Caleb GarlingCorrespondent INovember 19, 2016

FORT LAUDERDALE, FL - FEBRUARY 08:  Super Bowl XLIV Most Valuable Player, quarterback Drew Brees #9 of the New Orleans Saints hugs NFL Commissioner Roger Goodell before speaking during the Super Bowl Champion Coach Press Conference at the Fort Lauderdale Convention Center on February 8, 2010 in Fort Lauderdale, Florida.  (Photo by Doug Benc/Getty Images)
Doug Benc/Getty Images

In between court dates, you’ve probably heard that NFL Commissioner Roger Goodell has been holding conference calls with teams’ season ticket holders. While these calls are advertised as the Commish connecting with the common fan on common football questions, the calls typically turn to the labor dispute, and Goodell doesn’t shy from pointing a finger at DeMaurice Smith and the players (Can we call them a union any more?).

Earlier this month he spoke to Falcon fans. "We need more negotiations and less litigation. This is going to get solved through bargaining and talking, and the faster that we can get back to the table and really start the serious negotiations which we got into during the mediation process back in February.” He’s made similar arguments to other fanbases.

I’ve never thought Goodell was a stranger to PR games, but my usual rule of thumb in these sorts of sprawling legal battles is that the side exerting greater PR efforts is usually on the wronger (not a word) side of the moral line. Or to consider the idea a little differently and quote someone far more eloquent, James Madison, “All men having power ought to be distrusted to a certain degree.”

Yet, we know that.

But then I saw this absurdly long “essay” from Giants owner John Mara to fans about how we need to “get back to football,” as if the thought hadn’t occurred to anyone. And a thought dawned on me: maybe this isn’t as much about PR or “trust,” and maybe the owners think we care—care about the specifics of this labor dispute. 

Sure, the issues are digestible, though extremely boring, and you learn something now and then, but have you heard two people actually having a passionate debate—one defending the owners, the other the players? Unless it was a hardcore right-winger and hardcore left-winger using the owners and players as a proxy for their economic beliefs, no way. You may think either the millionaires or the billionaires are “in the right,” but you’re not going to go to battle for them.

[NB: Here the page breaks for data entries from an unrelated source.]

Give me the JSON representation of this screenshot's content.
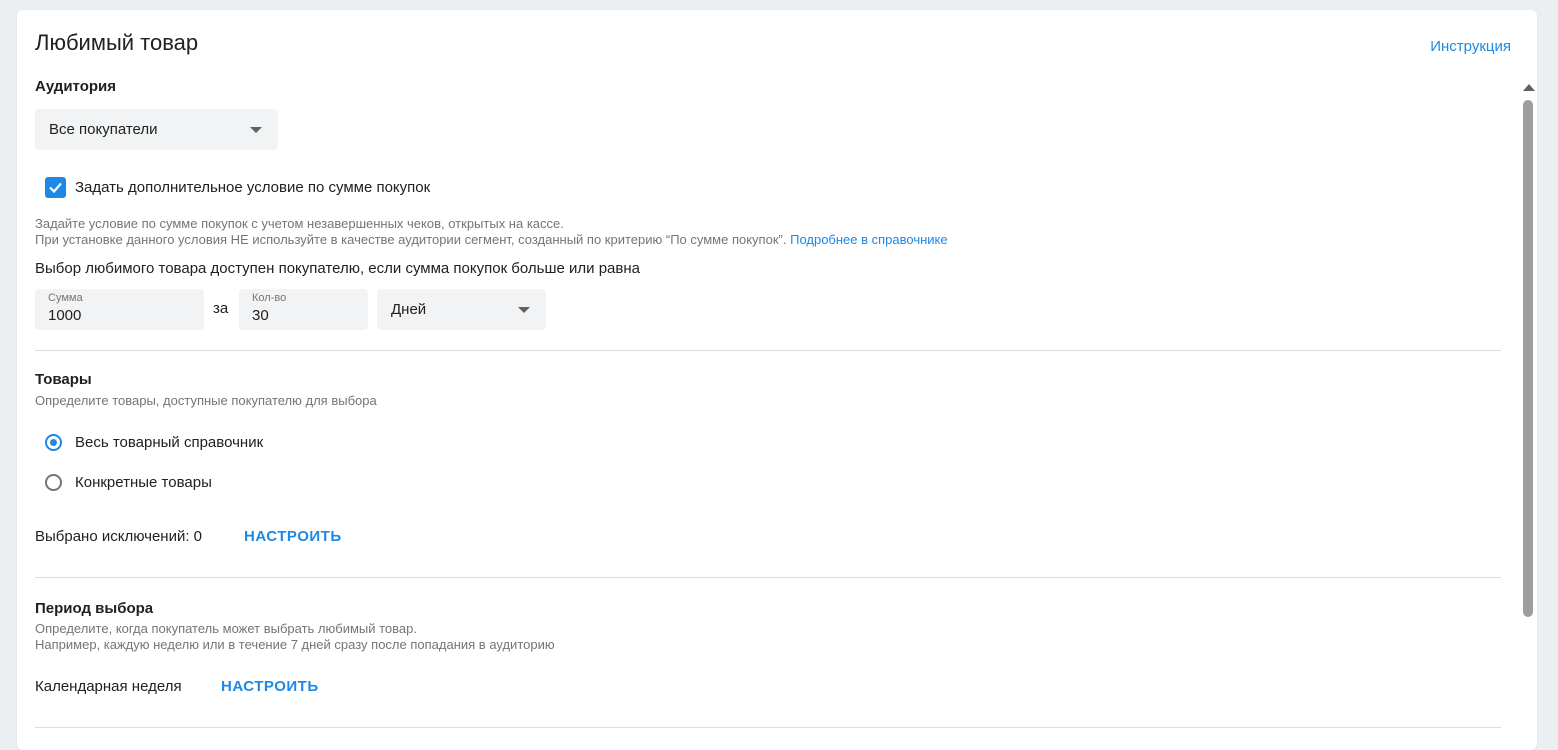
{
  "header": {
    "title": "Любимый товар",
    "help_link": "Инструкция"
  },
  "audience": {
    "label": "Аудитория",
    "select_value": "Все покупатели",
    "checkbox_checked": true,
    "checkbox_label": "Задать дополнительное условие по сумме покупок",
    "hint_line1": "Задайте условие по сумме покупок с учетом незавершенных чеков, открытых на кассе.",
    "hint_line2": "При установке данного условия НЕ используйте в качестве аудитории сегмент, созданный по критерию “По сумме покупок”.",
    "hint_link": "Подробнее в справочнике",
    "condition_text": "Выбор любимого товара доступен покупателю, если сумма покупок больше или равна",
    "amount_label": "Сумма",
    "amount_value": "1000",
    "for_text": "за",
    "count_label": "Кол-во",
    "count_value": "30",
    "period_unit": "Дней"
  },
  "products": {
    "label": "Товары",
    "subtitle": "Определите товары, доступные покупателю для выбора",
    "options": [
      "Весь товарный справочник",
      "Конкретные товары"
    ],
    "selected_index": 0,
    "exclusions_text": "Выбрано исключений: 0",
    "configure_label": "НАСТРОИТЬ"
  },
  "period": {
    "label": "Период выбора",
    "hint_line1": "Определите, когда покупатель может выбрать любимый товар.",
    "hint_line2": "Например, каждую неделю или в течение 7 дней сразу после попадания в аудиторию",
    "value": "Календарная неделя",
    "configure_label": "НАСТРОИТЬ"
  },
  "colors": {
    "accent": "#1e88e5",
    "background": "#eceff1",
    "field_bg": "#f1f3f4"
  }
}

In his essay, Mara wanders through each aspect of the dispute, both history and current litigation, making his convoluted case that, echoing the Commish, the sanctity of football depends on finding a solution at “the bargaining table.” 

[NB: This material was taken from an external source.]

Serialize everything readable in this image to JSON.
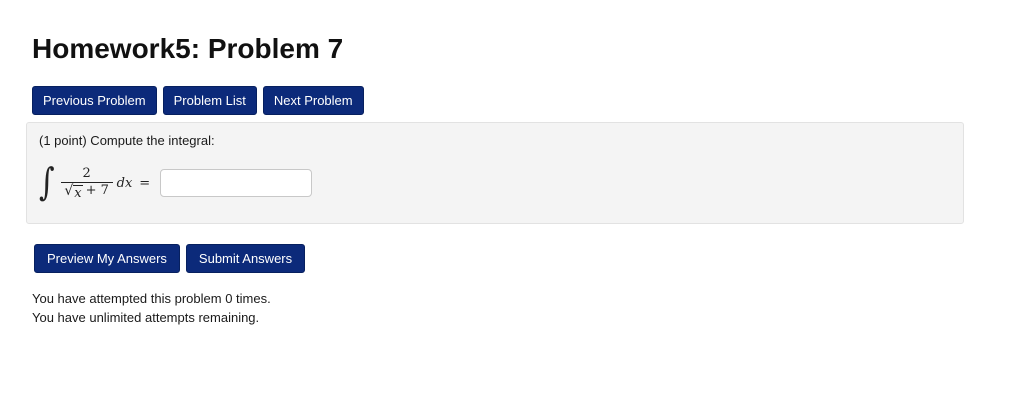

"Everyone should realize what is at stake, especially in this economy."

Way to misjudge your audience. One could easily derive from Madison’s words the notion that those with power don’t realize how it’s corrupted their view of the world. Has ownership become so enamored with their “plight” in this dispute that they think we, the fans, would read this diatribe and think, “Oh gosh, John Mara is right. The players have been so ridiculous in all this and were they to win, clearly football would descend into a post-Rapture wasteland.”

And why play the "economy" card? We get that every day from politicians trying to scare us into their vote.

Look guys, we just want football. We don’t really care who get’s paid what. Our money is gone once they swipe our credit card. Ultimately we could give a damn whether players get 37 or 38 cents on each dollar. We want to sit on the couch with our family and friends or stand in a bar or thump against the seats in the upper deck. We want to cheer on our favorite team and forget about the rest of life for a while.

We just want football. Spare us letters and PR calls and the doomsday threats. We get that on the news every day. Just put the game back on.